The Man in the Iron Mask

03  APR
For the honor of a king. And the destiny of a country. All for one.

Directed by  Randall Wallace
Written by  Alexandre Dumas père, Randall Wallace
Starring:  Leonardo DiCaprio (King Louis/Philippe)
Jeremy Irons (Aramis)
John Malkovich (Athos)
Gérard Depardieu (Porthos)
Gabriel Byrne (D'Artagnan)
Anne Parillaud (Queen Anne)
Judith Godrèche (Christine)
Runtime: 130 minutes

The story is not new, many books and movies already narrated it, although I suppose that the details always changed. The common basis is that the twin brother of King Louis XIV of France has been kept imprisoned with a mask tied to his head in order to avoid anybody from knowing about his existence. The king is not really able to rule the country with conscience, the people are suffering an increasing poverty while the royal court is as rich as ever, so the Musketeers decide to free the king's twin and swap them in order to have a wiser sovereign.

I won't criticise the story itself that is passable regardless of a few dubious points but I do criticise the way it has been put into play! It looks like the writer and director only cared to put some nice costumes all over the place but completely forgot about the development of the characters. It is sensible to give more importance to a single aspect of the personality of each character but this so exaggerated here that the Musketeers looks like monodimensional people.

In fact, in every scene where they are present, each Musketeers shows only one kind of attitude and speech: Porthos is gross, funny and only speaks about sex and about his senility; D'Artagnan always hints about his 'special' loyalty to the king and about the father and son relationship that he will never be able to experience; Athos only speaks about his love for his only child and the great torment caused by his death; Aramis is the rightful priest whose only aim is to replace the king with his twin brother which he separated right after their birth. DiCaprio's performance may look more solid only because he has the luck to play two characters: one is the evil king who spends his days together with young women and always shows his indifferent attitude towards everybody, the other is the modest and good twin brother who always seems to accept his situation 'silently'.

This all means that every time Porthos is on the scene there will be some inappropriate funny moments, D'Artagnan's 'secret' is embarrassingly easy to guess, Aramis and especially Athos are just a bit annoying with their flat personality.
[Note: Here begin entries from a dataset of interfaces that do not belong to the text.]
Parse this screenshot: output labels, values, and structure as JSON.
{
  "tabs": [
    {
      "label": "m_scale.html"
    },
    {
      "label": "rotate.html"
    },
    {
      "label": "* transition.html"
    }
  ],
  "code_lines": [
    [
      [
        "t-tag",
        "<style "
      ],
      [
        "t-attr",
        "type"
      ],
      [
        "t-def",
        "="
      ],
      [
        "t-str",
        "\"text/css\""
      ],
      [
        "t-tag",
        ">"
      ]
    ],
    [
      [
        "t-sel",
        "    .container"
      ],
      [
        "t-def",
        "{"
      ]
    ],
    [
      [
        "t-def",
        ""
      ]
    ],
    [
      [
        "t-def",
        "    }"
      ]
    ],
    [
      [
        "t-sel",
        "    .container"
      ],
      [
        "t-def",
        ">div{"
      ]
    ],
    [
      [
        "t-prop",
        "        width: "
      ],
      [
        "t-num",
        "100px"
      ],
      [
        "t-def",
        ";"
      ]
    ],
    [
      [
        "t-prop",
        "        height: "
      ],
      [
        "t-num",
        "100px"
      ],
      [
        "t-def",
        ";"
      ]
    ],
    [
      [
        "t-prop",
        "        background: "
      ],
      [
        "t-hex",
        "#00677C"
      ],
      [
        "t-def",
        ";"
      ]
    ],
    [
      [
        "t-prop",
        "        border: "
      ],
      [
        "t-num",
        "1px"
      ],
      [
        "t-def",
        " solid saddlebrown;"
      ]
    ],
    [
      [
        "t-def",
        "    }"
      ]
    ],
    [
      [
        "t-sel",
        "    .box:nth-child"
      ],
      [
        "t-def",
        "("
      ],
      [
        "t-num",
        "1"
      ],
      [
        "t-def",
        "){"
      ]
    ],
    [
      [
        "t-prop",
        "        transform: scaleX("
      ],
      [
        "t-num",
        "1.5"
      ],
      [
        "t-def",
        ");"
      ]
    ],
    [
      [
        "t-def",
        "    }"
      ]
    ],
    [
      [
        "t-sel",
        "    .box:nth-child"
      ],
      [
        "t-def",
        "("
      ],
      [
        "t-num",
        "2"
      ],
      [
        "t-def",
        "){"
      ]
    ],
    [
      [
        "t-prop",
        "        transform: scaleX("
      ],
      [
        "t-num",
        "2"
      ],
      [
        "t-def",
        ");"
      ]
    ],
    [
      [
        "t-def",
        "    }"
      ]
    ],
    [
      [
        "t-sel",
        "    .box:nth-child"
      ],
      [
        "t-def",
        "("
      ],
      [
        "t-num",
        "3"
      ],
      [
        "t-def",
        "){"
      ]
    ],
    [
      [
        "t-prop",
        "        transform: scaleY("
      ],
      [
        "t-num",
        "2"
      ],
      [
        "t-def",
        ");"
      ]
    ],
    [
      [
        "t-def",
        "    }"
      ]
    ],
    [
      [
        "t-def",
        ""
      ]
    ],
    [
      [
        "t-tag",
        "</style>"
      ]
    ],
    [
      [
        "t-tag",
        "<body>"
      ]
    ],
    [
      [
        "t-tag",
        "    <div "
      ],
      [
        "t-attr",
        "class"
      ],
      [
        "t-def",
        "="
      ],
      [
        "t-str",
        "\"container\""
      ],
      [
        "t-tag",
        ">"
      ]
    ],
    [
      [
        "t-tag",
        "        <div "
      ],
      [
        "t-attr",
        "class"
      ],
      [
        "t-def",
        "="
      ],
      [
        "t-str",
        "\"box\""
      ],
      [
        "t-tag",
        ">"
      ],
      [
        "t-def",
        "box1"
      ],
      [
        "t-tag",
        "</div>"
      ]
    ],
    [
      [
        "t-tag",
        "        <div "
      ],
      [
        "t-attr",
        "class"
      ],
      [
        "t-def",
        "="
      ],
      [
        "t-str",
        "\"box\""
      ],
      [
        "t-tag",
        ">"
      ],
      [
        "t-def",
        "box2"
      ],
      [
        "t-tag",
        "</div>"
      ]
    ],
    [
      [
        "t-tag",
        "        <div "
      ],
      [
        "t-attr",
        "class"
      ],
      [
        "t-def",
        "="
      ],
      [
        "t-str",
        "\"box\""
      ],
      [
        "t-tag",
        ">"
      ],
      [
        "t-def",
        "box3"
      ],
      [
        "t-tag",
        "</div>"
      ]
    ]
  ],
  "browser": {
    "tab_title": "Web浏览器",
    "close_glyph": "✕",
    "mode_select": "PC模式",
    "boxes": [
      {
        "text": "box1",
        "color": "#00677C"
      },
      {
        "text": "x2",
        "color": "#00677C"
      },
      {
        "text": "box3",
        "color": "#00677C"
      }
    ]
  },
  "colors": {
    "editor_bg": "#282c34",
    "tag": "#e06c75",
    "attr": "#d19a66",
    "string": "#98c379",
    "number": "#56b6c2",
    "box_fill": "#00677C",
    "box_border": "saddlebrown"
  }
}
So, while the story was obviously predictable, even the actions and speeches of every character are quite foreseeable which detracts from the dramatic weight of various scenes.

Fortunately, watching the movie is not a boring experience, somehow the story flows quite well and there are no 'dead' moments. There aren't many real action scenes either and the sword fights are very sparse but I didn't feel the need for them. The setting, the photography, the costumes and the music are all very good, these are probably the strongest qualities of the movie which helps it to remain mildly enjoyable regardless of all the criticisms above.

Rating: 6.5  **

Links:  Official Site




© Copyright Sergio Monesi, 1997-1999.
Last updated: 25 Jun 1999